Except it doesn’t – a fact that Emily Rooney at WGBH’s Beat the Press passed along on Friday’s edition (around 5:15 of clip).
The upshot: The Pats sent a cease-and-desist letter to the Roof Bros, and here’s what appeared in the Globe yesterday and today.
No Patriots jerseys. No football. No Gillette Stadium.
No consequences for the Roof Bros or the $tately local broadsheet?
August 18, 2017
As the hardtsking staff noted earlier this week, the Boston Globe has been running ads from an outfit called Northeast Home & Energy flaunting a nonexistent New England Patriots connection.

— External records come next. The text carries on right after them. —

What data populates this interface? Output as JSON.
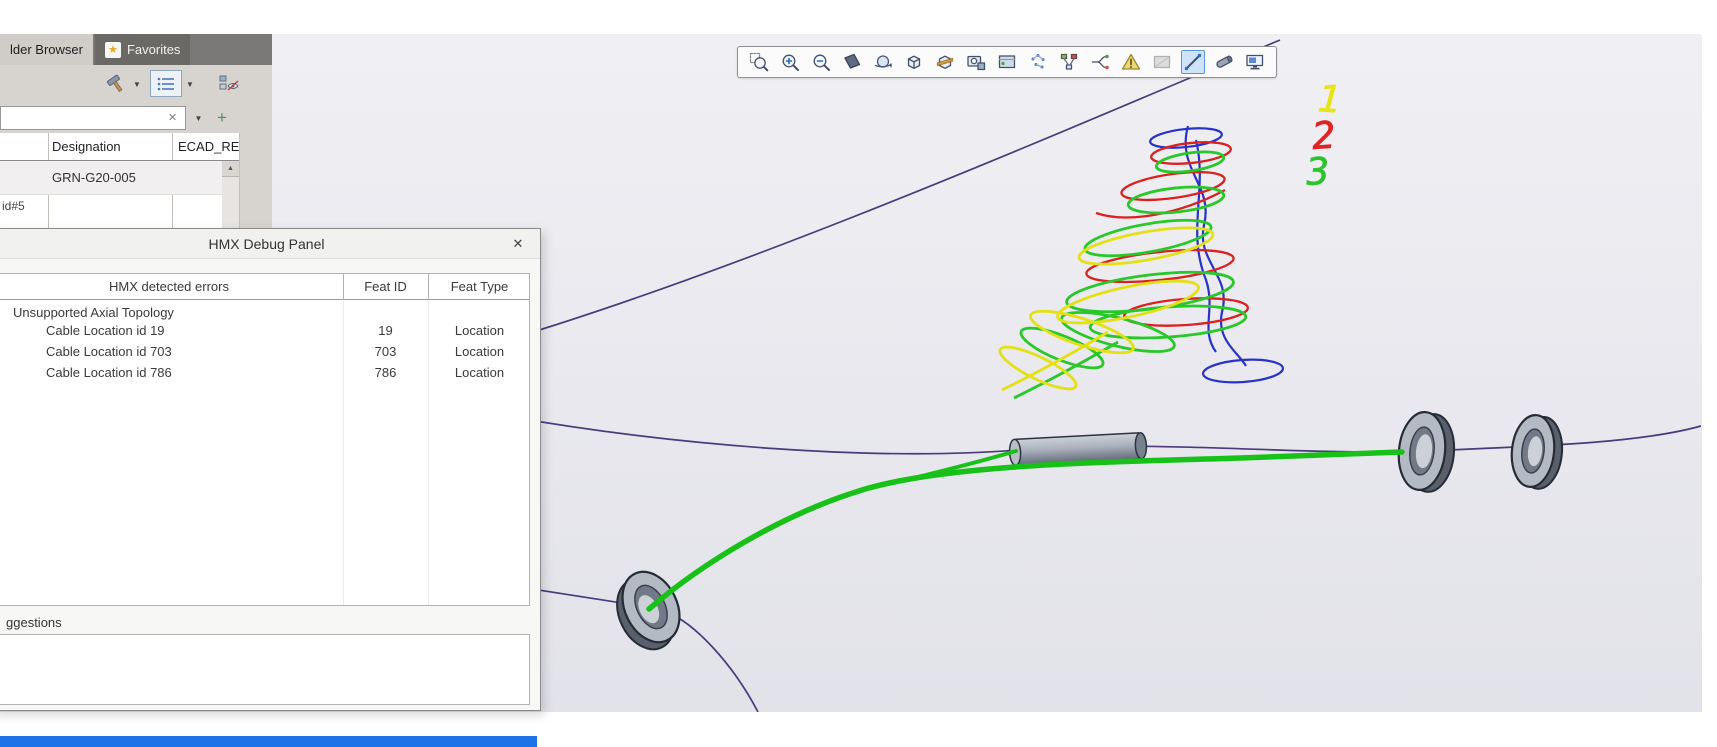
{
  "window": {
    "bottom_bar_color": "#1d72e8"
  },
  "icons": {
    "caret": "▼",
    "clear": "✕",
    "plus": "+",
    "up_arrow": "▲",
    "close": "✕",
    "star": "★"
  },
  "browser_panel": {
    "tabs": [
      {
        "label": "lder Browser",
        "active": true
      },
      {
        "label": "Favorites",
        "active": false,
        "icon": "star-icon"
      }
    ],
    "toolbar": {
      "icons": [
        "customize-tools-icon",
        "list-view-icon",
        "hide-columns-icon"
      ]
    },
    "search": {
      "value": ""
    },
    "table": {
      "columns": [
        "Designation",
        "ECAD_RE"
      ],
      "rows": [
        {
          "designation": "GRN-G20-005"
        }
      ],
      "partial_row_text": "id#5"
    }
  },
  "debug_panel": {
    "title": "HMX Debug Panel",
    "errors_table": {
      "columns": [
        "HMX detected errors",
        "Feat ID",
        "Feat Type"
      ],
      "group_label": "Unsupported Axial Topology",
      "rows": [
        {
          "error": "Cable Location id 19",
          "feat_id": "19",
          "feat_type": "Location"
        },
        {
          "error": "Cable Location id 703",
          "feat_id": "703",
          "feat_type": "Location"
        },
        {
          "error": "Cable Location id 786",
          "feat_id": "786",
          "feat_type": "Location"
        }
      ]
    },
    "suggestions_label": "ggestions"
  },
  "viewport": {
    "toolbar": {
      "icons": [
        {
          "name": "zoom-box"
        },
        {
          "name": "zoom-in"
        },
        {
          "name": "zoom-out"
        },
        {
          "name": "shade-plane"
        },
        {
          "name": "orbit-rotate"
        },
        {
          "name": "isometric-cube"
        },
        {
          "name": "section-cube"
        },
        {
          "name": "snapshot"
        },
        {
          "name": "render-style"
        },
        {
          "name": "particles"
        },
        {
          "name": "hierarchy"
        },
        {
          "name": "split-route"
        },
        {
          "name": "warnings"
        },
        {
          "name": "capture-disabled"
        },
        {
          "name": "measure-line",
          "selected": true
        },
        {
          "name": "connector"
        },
        {
          "name": "display-settings"
        }
      ]
    },
    "annotations": [
      {
        "label": "1",
        "color": "#e8e41a"
      },
      {
        "label": "2",
        "color": "#e02222"
      },
      {
        "label": "3",
        "color": "#2cc42c"
      }
    ],
    "colors": {
      "background": "#e8e8ee",
      "cable_green": "#17c117",
      "centerline_purple": "#4b3a7c"
    }
  }
}
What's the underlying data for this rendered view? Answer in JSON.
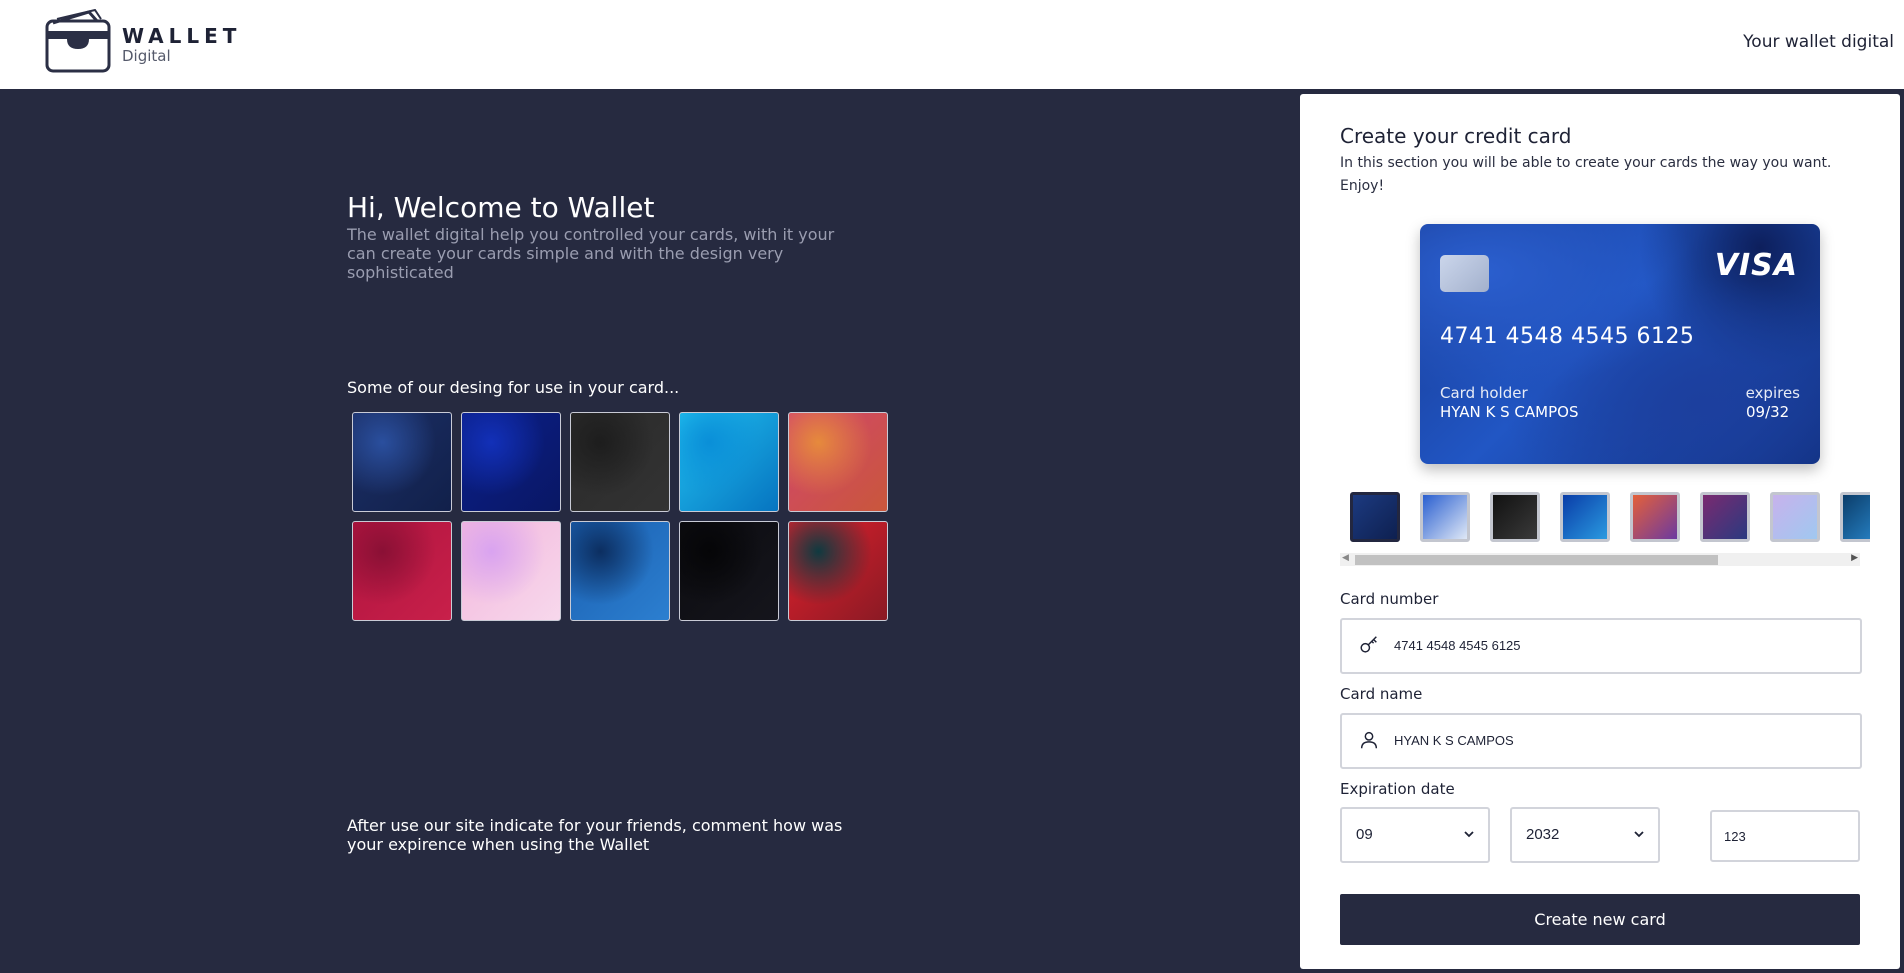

Yesterday, the Globeniks made patsies of the Pats for a third time.
The Roof Bros even have a special welcome on their website for Globe clickers.
Isn’t that special?
Apparently the $tately local broadsheet has no problem with paying customers hijacking a local sports team for fun and profit.
Rumor has it that the fine folks at WGBH’s Beat the Press will tackle this licensing end run on tonight’s episode.
Stay tuned for further details.
May 29, 2017
As the hardreading staff perused yesterday’s Boston Sunday Globe, we happened upon this full-page A3 ad.
That called to mind the Globe’s recent Page One piece about Total Wine’s “total war against alcohol regulations.”
Total Wine uncorks new front in its war on rules
Big-box alcohol retailer targets Mass. regulations
Total Wine & More is waging total war on the nation’s alcohol laws — and Massachusetts is the new front line.
The largest retailer of beer, wine, and liquor in the country, Total Wine has successfully challenged longstanding alcohol laws in numerous states, tilting the marketplace to its advantage through a mix of litigation, lobbying, and rallying support from customers . . .
In Massachusetts, Total Wine has sued to invalidate a state regulation that prevents retailers from selling alcohol below cost, a common practice in other industries. The company is also about to launch a public relations campaign here challenging a state rule prohibiting alcohol retailers from issuing discount coupons and loyalty cards. It has submitted the proposed changes to a task force convened by Treasurer Deborah Goldberg to streamline the state’s alcohol laws.
Here’s the interesting part: Nowhere in the Globe piece is there any mention of the tens of thousands of dollars the $tately local broadsheet has raked in from Total Wine ads over the past few months.
That’s very much like the Globe’s recent non-disclosure of its financial interest while covering the rumpus over the fabled Citgo sign; the paper raked in more than a hundred thousand dollars in ads touting the Kenmore Square icon but never mentioned them in their coverage.
Memo to Globe editor Brian McGrory: We know you need the advertising revenue. But c’mon – at least be honest about it.